Indicators of assessment and evaluation supporting the guiding principles will be evident when teachers and administrators practice the following:

Focus on a sequence of planning that begins with expectations in The Ontario Curriculum;
Align assessment and evaluation with the grade level expectation specified in The Ontario Curriculum or the student’s Individual Education Plan (IEP);
collect sufficient, valid and reliable information to make informed decisions about program and instruction;
Include goals related to the assessment and evaluation of students in school action plans;
Use provincial and Bluewater District School Board assessment data to assist students in developing skills that will enable them to demonstrate their knowledge;
Develop a formative and summative assessment and evaluation plan as part of each course outline or unit plan;
Ensure that all evaluation is based on the Levels of Achievement as specified in the Ontario Curriculum;
Use a wide range of assessment and evaluation methods that are appropriate to the four Categories of Learning and to the Levels of Achievement;
Create rich performance tasks using Ministry exemplar resource documents as a model and identify local samples of exemplars;
Minimize/control all cultural, racial, ethnic, gender and socioeconomic bias that can lead to inaccurate assessment and evaluation;
Determine the learning needs of students through diagnostic assessment in order to plan program;
Involve students as partners in goal-setting, assessment, self and peer assessment, record keeping and communication;
Ensure that students are aware of expectations and criteria prior to the assessment;
Assess learning needs within the context of the students’ daily classroom investigations in order to build on (scaffold) student learning;
Provide students with feedback and strategies to improve their performance;
Ensure that all four Categories of Learning as specified in the Ontario Curriculum are reflected in the report card grade;
Communicate assessment and evaluation information effectively (i.e. report cards, portfolios, conferences, other written and oral communication); and,
Share their expertise and routinely engage in teamwork focused on improving student learning.

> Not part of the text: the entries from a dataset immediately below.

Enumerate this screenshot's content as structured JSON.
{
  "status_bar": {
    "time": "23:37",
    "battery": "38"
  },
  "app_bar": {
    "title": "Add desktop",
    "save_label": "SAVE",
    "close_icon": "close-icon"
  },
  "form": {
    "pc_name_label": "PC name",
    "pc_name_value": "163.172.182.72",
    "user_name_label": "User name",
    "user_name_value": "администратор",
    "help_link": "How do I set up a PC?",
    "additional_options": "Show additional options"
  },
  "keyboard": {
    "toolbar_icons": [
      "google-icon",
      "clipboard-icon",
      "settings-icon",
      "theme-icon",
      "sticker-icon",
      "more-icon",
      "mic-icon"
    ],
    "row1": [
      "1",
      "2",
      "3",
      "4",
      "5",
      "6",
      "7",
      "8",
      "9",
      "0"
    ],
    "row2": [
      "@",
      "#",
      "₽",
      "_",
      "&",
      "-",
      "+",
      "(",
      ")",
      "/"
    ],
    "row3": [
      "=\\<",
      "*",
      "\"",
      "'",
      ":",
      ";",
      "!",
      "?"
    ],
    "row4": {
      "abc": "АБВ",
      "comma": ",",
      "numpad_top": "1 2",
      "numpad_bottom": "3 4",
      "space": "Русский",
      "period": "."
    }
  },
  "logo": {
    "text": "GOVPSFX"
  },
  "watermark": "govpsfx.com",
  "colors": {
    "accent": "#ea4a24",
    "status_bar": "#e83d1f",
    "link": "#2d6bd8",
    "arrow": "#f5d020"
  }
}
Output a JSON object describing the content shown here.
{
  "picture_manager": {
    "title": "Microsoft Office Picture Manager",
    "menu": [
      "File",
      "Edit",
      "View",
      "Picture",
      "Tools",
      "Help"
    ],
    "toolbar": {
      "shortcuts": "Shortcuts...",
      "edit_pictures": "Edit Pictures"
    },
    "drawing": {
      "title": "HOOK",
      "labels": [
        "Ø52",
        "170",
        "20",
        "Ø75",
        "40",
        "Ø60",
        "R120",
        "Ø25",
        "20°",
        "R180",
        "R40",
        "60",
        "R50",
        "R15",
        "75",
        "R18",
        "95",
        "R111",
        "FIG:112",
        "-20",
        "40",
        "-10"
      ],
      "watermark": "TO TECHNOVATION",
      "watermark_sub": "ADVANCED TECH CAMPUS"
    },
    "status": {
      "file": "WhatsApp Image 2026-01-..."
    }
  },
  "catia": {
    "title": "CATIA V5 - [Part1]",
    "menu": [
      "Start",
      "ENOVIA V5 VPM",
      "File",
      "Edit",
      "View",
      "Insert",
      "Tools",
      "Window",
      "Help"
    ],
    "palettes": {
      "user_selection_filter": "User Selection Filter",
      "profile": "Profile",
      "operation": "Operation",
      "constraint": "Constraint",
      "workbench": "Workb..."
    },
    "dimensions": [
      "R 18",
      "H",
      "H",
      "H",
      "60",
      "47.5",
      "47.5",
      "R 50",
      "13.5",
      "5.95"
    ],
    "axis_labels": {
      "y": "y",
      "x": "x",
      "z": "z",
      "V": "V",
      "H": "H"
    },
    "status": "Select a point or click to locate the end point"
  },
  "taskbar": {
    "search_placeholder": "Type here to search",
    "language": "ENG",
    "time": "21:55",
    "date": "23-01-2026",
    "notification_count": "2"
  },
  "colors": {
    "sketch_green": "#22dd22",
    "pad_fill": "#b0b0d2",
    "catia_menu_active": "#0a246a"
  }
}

d)      Moving Toward a Culture of Assessment for Learning

The overall goal of Elementary and Secondary Education is to have all students graduate from Secondary School with a high school diploma or certificate. The overall goal of every teacher is to foster a standard of excellence that can be attained when a love of learning is shared by educators and students. To assist in achieving this goal, teachers must learn to use assessment to improve student learning, in part by informing teacher practice.

Suggestions on how to use assessment to improve student learning:


1.
Examine school results from provincial assessments and incorporate into the school plan exact methods to address weaknesses shown by the students in these assessments.
 
2.
Examine school results from District assessments to incorporate change into class/grade level programming.
 
3.
Use class assessments to develop anchors/exemplars of level three answers.
 
4.
Allow students to redo, retake, retry, whenever possible.
 
5.
Use class assessments to examine how well the material was taught.
 
6.
Use class assessments to delineate missing skills that prevent demonstrating knowledge of the essential outcomes.
  
7.
Use assessment to improve, not just audit, student performance.
 
8.
Use assessment to improve, not just audit, student performance on learning skills.
  
9.
Give clear, high quality feedback.
 
10.
Use formal and informal reading assessment.


© 2013 - Bluewater District School Board